● **SUPPLIED RECORDS**
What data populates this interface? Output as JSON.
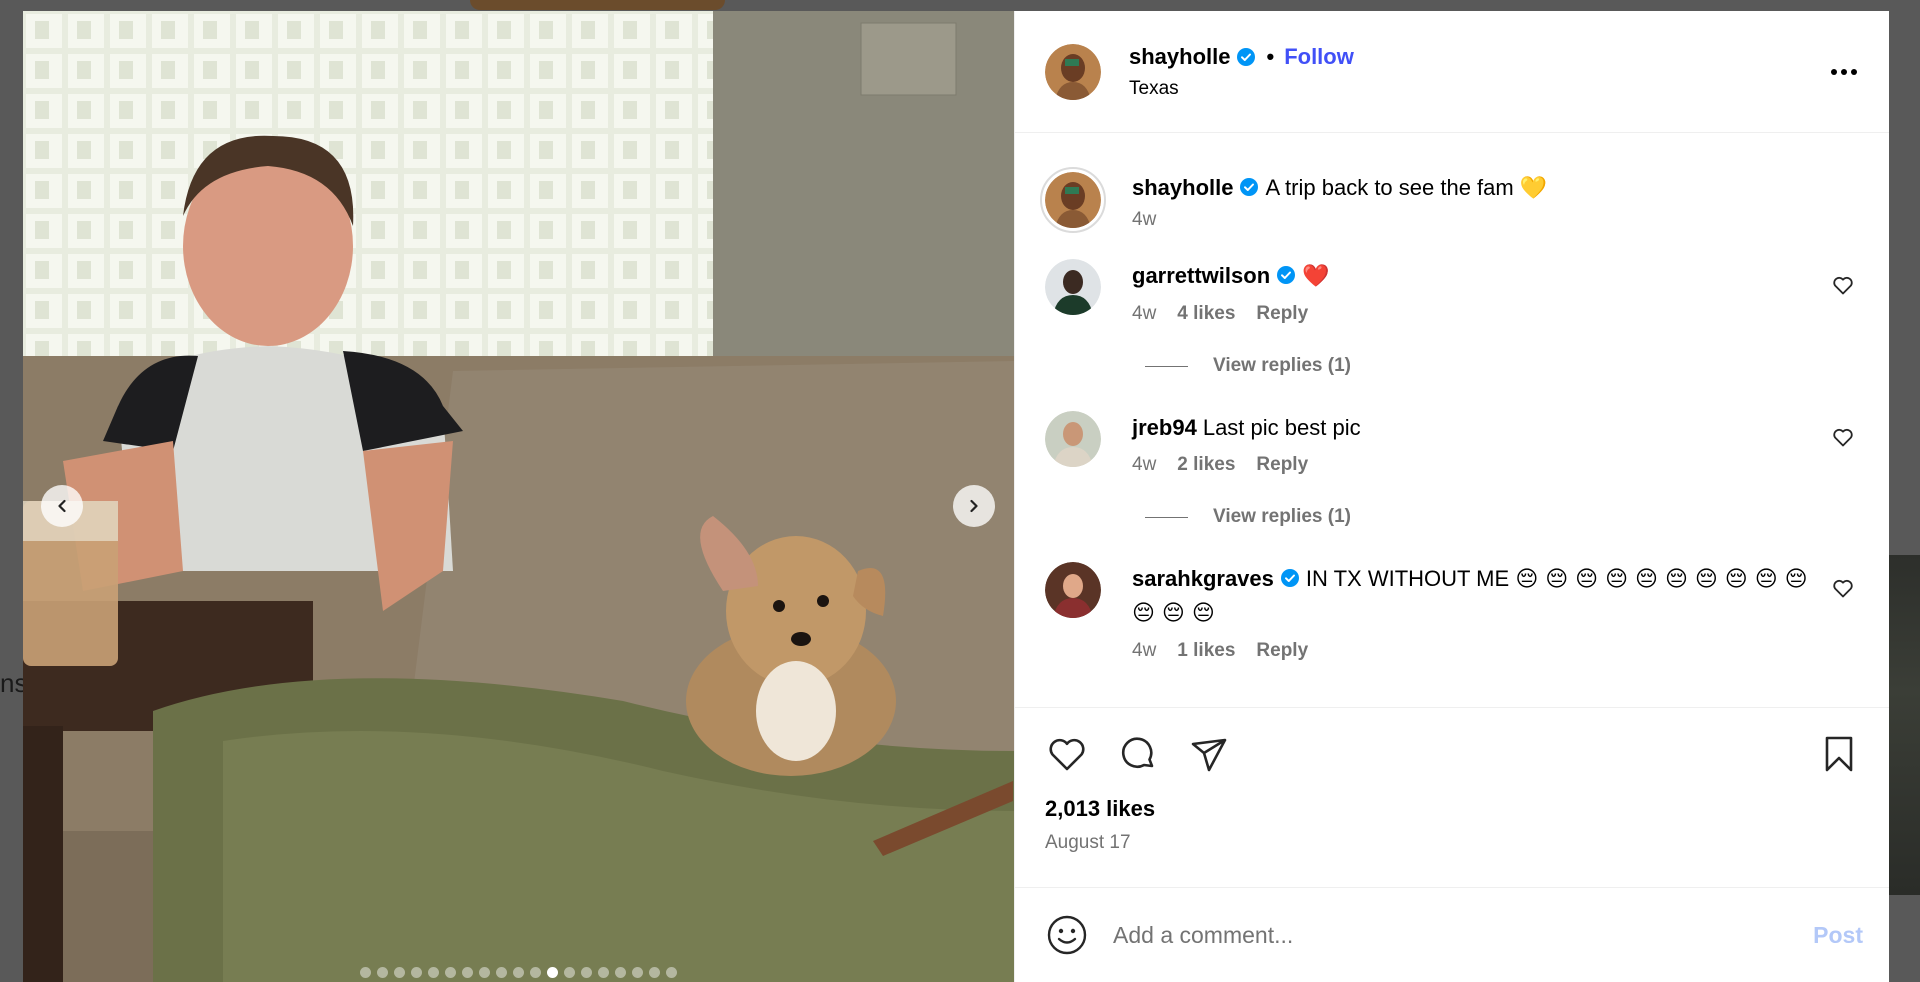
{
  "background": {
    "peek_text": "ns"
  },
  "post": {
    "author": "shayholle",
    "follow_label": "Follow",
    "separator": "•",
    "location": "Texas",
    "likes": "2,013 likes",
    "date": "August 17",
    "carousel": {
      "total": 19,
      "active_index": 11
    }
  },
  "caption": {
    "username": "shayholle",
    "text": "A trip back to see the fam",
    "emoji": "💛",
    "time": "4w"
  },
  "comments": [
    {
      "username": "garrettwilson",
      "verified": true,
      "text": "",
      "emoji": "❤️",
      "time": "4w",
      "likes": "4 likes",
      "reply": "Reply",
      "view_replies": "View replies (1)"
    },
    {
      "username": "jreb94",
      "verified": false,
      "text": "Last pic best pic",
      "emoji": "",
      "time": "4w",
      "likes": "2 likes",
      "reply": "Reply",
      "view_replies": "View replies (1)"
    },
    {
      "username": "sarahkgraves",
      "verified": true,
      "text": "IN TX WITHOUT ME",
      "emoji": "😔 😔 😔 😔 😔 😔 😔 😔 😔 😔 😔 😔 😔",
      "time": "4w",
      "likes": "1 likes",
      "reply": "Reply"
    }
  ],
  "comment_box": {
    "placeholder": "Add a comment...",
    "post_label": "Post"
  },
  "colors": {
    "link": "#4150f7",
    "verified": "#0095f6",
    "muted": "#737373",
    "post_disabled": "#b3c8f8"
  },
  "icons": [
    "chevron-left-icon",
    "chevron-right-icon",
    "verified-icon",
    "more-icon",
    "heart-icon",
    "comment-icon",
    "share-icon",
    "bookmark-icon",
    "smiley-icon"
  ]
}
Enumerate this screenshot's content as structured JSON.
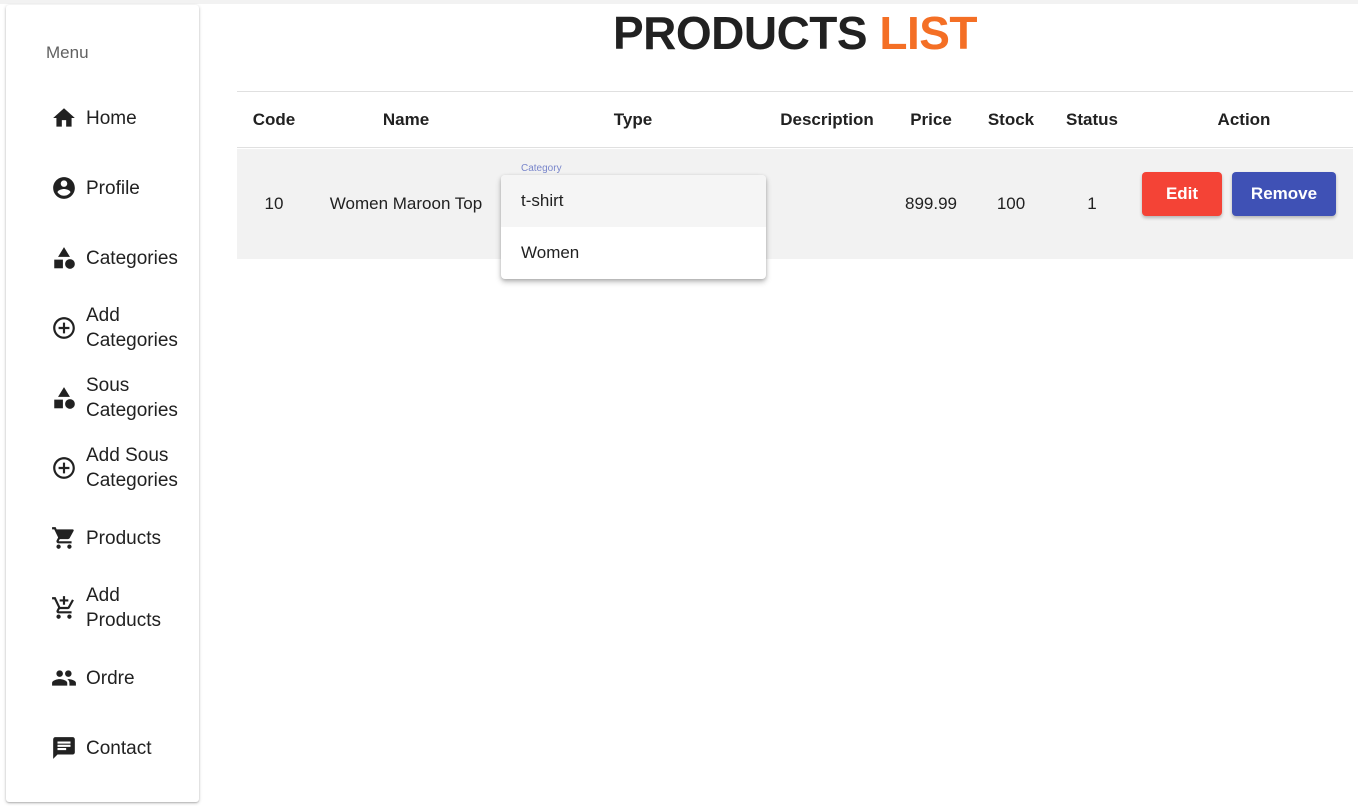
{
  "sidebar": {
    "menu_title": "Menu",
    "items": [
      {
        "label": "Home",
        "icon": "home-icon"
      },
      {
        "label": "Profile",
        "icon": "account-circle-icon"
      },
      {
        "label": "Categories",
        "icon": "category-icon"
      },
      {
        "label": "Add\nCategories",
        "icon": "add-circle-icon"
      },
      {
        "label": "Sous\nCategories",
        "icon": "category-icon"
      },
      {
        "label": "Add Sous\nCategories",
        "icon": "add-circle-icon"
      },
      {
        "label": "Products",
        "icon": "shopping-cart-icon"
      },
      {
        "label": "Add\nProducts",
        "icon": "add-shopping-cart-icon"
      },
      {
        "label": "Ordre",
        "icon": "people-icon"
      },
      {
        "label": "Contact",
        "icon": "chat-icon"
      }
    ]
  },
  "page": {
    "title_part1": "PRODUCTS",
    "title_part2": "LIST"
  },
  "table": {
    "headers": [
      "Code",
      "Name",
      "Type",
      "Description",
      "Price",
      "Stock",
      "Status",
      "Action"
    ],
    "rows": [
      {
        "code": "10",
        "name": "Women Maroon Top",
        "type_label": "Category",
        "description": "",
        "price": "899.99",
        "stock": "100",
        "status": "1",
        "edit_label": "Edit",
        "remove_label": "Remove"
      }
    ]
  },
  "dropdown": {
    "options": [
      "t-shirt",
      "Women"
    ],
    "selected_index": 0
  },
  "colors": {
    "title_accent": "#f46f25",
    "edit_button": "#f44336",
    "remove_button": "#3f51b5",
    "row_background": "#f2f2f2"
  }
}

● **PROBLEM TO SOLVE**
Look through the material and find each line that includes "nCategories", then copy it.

● **WRITTEN SOLUTION**
        "label": "Add\nCategories",
        "label": "Sous\nCategories",
        "label": "Add Sous\nCategories",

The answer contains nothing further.